5th Graders Complete Engineering Challenge

5th Graders Complete Engineering Challenge


Reese Lindley, Shay Jones, Brandi Putman

MMS Journalism Department        


Now, usually, when someone says the word “stem” the first thing that comes to mind is a plant, but when it comes to academics, it could mean something totally different. The 5th graders recently completed an activity to explore STEM- Science, Technology, Engineering, and Math all in one project.

The students were required to build a structure with plastic cups, popsicle sticks, and wooden blocks. To add to the challenge, the teachers limited the number of supplies the students were given (20 plastic cups, 25 popsicle sticks, and 10 wooden blocks) and placed a time limit of 10 minutes on the activity. “This helps the students with problem-solving and makes them think deeper, which is something the students struggle with,” according to 5th-grade math teacher Mrs. Anna Joyner.

The project addressed 5th-grade Mathematical Process Standards that describe ways students are expected to engage with content and demonstrate mathematical understanding. The Texas Knowledge and Skills (TEKS) statements this project covered include:


(A)  apply mathematics to problems arising in everyday life, society, and the workplace;

(B)  use a problem-solving model that incorporates analyzing given information, formulating a plan or strategy, determining a solution, justifying the solution, and evaluating the problem-solving process and the reasonableness of the solution;

(C)  select tools, including real objects, manipulatives, paper and pencil, and technology as appropriate, and techniques, including mental math, estimation, and number sense as appropriate, to solve problems;

(D)  communicate mathematical ideas, reasoning, and their implications using multiple representations, including symbols, diagrams, graphs, and language as appropriate;

(E)  create and use representations to organize, record, and communicate mathematical ideas;

(F)  analyze mathematical relationships to connect and communicate mathematical ideas; and

(G)  display, explain, and justify mathematical ideas and arguments using precise mathematical language in written or oral communication.
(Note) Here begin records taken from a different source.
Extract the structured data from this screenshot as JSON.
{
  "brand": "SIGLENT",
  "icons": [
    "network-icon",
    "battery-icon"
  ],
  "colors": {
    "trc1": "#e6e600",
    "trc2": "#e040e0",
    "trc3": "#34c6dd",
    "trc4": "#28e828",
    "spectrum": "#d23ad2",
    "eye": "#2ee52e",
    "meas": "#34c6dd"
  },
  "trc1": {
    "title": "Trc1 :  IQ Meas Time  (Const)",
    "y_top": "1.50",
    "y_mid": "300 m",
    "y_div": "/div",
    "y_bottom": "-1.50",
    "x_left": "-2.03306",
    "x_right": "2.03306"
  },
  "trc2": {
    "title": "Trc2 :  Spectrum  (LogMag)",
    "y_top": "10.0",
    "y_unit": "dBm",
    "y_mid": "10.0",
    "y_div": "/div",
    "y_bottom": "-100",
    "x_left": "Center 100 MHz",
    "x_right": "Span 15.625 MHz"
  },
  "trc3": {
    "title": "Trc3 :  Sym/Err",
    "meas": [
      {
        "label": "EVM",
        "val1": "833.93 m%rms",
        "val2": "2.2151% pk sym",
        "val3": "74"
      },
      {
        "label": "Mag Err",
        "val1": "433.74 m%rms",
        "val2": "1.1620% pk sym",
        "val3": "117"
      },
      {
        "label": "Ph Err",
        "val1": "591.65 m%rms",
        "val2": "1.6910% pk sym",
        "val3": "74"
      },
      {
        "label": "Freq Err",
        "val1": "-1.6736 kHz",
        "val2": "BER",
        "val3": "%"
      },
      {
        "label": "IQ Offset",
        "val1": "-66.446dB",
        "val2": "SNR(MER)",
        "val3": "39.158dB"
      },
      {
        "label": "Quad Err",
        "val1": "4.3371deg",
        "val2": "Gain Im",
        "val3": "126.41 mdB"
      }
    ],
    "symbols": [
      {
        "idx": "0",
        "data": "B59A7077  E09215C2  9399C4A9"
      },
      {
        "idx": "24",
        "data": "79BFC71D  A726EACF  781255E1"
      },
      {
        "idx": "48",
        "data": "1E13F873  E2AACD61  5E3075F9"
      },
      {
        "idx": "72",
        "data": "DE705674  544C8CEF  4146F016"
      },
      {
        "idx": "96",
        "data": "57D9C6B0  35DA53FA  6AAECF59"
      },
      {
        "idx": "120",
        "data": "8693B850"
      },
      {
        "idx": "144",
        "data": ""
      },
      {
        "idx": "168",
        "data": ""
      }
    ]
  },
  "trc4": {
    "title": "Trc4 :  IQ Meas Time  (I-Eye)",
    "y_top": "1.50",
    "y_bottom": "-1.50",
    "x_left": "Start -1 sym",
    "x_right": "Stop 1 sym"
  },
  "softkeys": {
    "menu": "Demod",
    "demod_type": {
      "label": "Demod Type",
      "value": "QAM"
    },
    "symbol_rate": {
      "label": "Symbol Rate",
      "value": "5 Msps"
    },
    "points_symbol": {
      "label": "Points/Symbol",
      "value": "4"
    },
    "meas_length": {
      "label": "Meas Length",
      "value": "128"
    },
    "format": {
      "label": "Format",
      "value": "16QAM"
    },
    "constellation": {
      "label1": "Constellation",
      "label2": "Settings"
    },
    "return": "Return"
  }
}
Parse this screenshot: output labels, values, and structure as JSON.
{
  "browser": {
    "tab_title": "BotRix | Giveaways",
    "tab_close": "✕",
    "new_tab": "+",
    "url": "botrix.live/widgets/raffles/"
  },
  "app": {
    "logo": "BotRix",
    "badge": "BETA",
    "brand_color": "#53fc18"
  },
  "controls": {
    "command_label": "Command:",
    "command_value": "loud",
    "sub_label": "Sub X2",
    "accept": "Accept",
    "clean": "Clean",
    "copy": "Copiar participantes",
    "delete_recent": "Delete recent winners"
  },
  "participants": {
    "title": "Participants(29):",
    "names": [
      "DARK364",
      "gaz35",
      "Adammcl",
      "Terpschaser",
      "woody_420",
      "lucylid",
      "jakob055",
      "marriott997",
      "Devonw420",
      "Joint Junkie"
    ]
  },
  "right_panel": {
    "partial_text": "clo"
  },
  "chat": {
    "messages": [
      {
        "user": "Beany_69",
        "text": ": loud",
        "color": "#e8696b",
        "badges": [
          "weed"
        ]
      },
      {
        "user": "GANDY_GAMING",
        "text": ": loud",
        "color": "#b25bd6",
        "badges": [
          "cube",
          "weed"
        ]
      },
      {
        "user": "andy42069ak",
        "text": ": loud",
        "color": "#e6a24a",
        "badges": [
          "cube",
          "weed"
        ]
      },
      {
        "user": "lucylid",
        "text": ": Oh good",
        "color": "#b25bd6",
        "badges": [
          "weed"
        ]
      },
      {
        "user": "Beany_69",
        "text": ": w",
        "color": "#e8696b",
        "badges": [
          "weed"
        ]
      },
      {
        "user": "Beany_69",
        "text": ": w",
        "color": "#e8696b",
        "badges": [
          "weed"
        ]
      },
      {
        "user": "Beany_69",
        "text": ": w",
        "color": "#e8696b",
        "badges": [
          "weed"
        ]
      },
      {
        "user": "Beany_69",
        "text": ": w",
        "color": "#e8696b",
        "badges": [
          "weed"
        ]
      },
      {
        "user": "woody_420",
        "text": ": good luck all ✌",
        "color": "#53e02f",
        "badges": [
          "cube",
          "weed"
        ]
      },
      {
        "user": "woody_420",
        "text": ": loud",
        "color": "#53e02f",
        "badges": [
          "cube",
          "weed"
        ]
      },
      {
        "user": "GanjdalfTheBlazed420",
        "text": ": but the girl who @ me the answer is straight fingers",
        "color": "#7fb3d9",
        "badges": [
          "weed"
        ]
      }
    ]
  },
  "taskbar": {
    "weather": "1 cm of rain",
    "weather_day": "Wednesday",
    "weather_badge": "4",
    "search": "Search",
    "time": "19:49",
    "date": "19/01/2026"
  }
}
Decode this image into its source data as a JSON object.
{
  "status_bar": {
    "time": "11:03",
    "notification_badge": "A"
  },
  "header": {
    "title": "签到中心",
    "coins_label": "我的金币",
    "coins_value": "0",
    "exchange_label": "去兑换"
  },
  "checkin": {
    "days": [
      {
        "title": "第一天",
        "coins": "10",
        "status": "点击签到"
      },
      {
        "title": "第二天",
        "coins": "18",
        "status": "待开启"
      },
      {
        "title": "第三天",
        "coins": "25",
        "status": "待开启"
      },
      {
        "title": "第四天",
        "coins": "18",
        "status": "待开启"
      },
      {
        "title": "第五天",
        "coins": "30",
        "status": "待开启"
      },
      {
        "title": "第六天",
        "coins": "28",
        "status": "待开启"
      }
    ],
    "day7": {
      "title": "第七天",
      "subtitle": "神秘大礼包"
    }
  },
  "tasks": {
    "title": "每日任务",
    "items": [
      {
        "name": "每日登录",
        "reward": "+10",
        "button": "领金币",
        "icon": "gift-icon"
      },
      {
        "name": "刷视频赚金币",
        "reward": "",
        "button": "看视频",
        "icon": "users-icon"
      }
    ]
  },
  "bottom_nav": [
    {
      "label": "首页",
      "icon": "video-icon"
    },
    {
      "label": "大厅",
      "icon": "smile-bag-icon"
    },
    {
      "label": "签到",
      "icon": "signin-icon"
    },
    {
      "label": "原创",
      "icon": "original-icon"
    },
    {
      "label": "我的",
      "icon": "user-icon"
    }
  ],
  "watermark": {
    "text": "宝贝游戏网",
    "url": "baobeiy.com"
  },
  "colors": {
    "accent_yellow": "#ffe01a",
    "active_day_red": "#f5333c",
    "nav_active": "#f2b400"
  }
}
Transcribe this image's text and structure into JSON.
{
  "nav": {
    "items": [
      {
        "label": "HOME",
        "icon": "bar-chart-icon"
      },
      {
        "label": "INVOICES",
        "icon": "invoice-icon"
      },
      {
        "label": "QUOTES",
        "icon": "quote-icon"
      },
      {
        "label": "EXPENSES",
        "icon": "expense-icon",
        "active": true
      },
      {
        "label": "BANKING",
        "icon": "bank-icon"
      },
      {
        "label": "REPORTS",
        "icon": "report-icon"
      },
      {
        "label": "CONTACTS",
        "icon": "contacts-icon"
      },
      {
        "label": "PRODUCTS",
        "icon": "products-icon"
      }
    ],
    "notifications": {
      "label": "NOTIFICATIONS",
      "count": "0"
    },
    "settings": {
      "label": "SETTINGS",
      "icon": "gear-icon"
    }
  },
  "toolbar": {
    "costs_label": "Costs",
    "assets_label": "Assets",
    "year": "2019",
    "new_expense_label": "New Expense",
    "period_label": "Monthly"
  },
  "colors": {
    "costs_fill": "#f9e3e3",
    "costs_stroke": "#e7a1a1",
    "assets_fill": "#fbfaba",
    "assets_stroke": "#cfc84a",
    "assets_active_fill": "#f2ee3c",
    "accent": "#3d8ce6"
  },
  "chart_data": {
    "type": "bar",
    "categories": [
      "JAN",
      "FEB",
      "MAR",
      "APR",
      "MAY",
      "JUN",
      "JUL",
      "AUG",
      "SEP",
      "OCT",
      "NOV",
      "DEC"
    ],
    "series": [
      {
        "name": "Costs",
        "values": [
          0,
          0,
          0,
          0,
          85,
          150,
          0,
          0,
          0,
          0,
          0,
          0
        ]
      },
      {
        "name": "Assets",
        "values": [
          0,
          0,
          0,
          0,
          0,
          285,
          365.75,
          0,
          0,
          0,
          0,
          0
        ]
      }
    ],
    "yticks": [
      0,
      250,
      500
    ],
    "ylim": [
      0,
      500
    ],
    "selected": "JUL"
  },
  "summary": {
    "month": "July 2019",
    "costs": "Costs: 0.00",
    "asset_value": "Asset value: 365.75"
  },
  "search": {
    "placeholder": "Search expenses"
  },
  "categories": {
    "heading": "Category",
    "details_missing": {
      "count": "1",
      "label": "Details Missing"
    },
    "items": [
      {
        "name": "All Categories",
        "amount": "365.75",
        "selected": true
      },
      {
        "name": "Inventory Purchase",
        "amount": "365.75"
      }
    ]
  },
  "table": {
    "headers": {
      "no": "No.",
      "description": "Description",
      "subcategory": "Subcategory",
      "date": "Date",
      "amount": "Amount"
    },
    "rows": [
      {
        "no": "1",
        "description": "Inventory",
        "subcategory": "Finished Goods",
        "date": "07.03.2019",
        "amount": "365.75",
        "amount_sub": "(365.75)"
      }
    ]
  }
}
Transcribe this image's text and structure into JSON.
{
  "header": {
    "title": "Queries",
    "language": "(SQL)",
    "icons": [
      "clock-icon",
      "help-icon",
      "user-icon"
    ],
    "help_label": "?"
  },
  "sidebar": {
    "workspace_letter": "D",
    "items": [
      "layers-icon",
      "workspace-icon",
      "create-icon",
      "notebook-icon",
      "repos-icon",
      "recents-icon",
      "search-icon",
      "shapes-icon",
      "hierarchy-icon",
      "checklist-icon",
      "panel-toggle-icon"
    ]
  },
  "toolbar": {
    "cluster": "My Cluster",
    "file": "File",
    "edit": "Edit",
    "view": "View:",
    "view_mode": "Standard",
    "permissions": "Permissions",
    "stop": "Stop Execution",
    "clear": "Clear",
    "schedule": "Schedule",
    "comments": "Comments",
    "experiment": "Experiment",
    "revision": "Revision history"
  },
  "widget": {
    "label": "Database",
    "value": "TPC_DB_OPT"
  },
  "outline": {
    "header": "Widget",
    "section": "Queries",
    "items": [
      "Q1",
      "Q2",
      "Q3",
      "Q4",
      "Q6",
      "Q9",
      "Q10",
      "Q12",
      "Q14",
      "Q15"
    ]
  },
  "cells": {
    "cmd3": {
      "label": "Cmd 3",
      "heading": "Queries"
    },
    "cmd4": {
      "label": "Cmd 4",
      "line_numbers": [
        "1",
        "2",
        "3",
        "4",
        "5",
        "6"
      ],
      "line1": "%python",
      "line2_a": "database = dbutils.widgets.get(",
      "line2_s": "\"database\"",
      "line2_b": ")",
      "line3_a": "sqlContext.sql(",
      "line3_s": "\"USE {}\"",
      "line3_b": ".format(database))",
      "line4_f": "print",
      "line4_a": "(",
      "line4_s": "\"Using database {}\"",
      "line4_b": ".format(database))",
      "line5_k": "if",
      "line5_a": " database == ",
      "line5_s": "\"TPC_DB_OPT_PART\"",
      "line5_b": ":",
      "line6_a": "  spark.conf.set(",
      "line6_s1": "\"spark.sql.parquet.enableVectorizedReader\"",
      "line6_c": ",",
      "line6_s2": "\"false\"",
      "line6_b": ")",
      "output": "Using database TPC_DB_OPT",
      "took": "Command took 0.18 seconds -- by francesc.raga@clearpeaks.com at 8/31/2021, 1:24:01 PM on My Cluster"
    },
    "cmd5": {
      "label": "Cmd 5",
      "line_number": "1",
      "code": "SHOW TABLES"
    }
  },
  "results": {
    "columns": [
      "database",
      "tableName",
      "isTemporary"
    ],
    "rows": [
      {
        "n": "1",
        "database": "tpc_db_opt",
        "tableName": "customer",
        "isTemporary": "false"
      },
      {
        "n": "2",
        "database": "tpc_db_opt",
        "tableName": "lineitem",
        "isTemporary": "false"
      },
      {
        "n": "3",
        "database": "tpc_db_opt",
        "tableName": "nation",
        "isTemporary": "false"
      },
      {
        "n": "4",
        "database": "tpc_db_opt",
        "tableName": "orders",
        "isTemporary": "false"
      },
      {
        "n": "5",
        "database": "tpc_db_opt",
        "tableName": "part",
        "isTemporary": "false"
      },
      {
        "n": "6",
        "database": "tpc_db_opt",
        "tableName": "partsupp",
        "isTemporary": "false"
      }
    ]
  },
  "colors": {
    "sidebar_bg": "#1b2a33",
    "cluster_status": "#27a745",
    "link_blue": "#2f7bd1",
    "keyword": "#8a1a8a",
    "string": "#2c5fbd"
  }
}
“The project was really fun and working with a partner made it even better,” said 5th grader Lexy Ballard. Emily Clark and Luckas Busby’s project was very unique.  Lukas had an idea that involved a flat base with popsicle sticks under it so the desk and cups do not have as much friction. Also, the flat base gave the building more balance. Others were not as lucky as Clark and Busby. For example, Kaitlyn Wood and her partner Jerik Joyner said, “It was really frustrating when our tower kept falling 20 times in a row, but all in all it was really fun and the teamwork was really fun, too.”